recommended as a default setting!
You can immediately understand from this that no one breathing
pattern will work for all vocal sounds.
The next edition will look at why the closed/open phase is not the
whole story of volume change.
Summertime, and the living is easy?
Those of you keeping abreast of the Vocal Process tutors will realise
that this summer is going to be a little different from previous
years. Jeremy's contract with the Scarborough Spa Orchestra will
last for four months (June to September), and while he is away,
Gillyanne will be catching up on her PhD studying at the Institute
From June to September Vocal Process will be offering INSET and
private courses for institutions and organisations, and there will
be one major public event. The flagship course Singing and the Actor
Training in July will be taught by Gillyanne, ably assisted by Vocal
Process regular Gill Main.
The next instalment of the Integrated VoiceTM Module One
begins on Jeremy's return to London In October.

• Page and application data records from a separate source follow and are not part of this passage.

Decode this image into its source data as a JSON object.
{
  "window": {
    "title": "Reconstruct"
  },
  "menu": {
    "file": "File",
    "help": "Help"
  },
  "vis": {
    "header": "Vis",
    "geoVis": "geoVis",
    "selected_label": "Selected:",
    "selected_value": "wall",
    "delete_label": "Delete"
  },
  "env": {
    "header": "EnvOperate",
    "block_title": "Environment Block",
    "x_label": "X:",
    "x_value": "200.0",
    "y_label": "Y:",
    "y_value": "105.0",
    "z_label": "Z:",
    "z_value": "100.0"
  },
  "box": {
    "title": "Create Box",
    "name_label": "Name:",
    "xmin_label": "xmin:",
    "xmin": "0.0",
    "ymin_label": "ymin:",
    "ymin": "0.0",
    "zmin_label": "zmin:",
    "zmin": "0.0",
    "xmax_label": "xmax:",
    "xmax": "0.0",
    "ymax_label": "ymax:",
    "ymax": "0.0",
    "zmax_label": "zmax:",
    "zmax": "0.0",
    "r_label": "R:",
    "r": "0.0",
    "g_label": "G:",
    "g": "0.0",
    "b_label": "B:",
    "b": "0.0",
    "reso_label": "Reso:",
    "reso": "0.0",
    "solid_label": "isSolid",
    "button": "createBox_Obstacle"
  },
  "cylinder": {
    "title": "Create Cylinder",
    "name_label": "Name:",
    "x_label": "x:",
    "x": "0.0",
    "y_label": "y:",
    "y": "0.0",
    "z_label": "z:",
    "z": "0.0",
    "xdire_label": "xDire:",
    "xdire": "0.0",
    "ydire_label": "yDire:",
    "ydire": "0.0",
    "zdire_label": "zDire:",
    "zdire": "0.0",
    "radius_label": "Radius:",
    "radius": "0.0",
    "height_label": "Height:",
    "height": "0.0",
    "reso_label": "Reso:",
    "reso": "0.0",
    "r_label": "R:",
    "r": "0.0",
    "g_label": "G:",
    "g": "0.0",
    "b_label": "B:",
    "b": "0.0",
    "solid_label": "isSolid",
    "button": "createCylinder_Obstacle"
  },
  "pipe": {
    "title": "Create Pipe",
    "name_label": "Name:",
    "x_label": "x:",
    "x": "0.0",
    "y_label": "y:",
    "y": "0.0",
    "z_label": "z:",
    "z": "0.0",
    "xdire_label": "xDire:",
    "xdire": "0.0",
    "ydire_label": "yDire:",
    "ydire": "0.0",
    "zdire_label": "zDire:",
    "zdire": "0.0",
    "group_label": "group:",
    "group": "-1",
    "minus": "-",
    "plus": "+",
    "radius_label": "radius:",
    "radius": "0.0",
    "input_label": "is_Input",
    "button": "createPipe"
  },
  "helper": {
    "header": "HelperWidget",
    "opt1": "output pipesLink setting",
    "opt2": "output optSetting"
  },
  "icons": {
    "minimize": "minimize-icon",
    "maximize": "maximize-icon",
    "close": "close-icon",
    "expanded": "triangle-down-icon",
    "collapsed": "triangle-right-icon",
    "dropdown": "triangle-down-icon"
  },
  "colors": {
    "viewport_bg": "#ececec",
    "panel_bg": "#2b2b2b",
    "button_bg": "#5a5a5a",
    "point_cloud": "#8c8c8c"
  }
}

The pre-requisite
for admission to the programme is attendance at the Singing and the
Actor Training, so if you haven't taken the course yet, book your
For those new to the eZINE, Jeremy begins a short contract at the beginning of June
as Musical Director of the legendary Scarborough Spa Orchestra. The
last surviving summer season orchestra in the UK, the orchestra
plays 10 concerts each week for the summer months with no programme
repeats. This means that the musicians perform well over 1,000
different pieces, so sight-reading to concert standard is a
The orchestra's heyday was in the 60s and 70s when, together with its
conductor, the violinist Max Jaffa, appeared in live weekly radio
broadcasts as part of the Light Programme. The repertoire ranges
from Bach and Vivaldi through Wagner to Victoriana, light classics
and modern blockbusters. Jeremy will be conducting from the piano,
presenting, and accompanying the numerous singers who drop in for
concerts each week. Soloists for 2007 include Marilyn Hill Smith,
Ros Evans and of course, Hatstand Opera. The orchestra is delighted
that Sir Willard White is making a return visit for the Celebrity
Gala Concert before his season with the Opera Bastille.
If you are in Yorkshire this summer, make sure to visit the Grade II
listed Spa in Scarborough and enjoy a concert or two with Jeremy.
this month contains news of standing ovations, West End auditions,
breakneck touring schedules and musical lederhosen.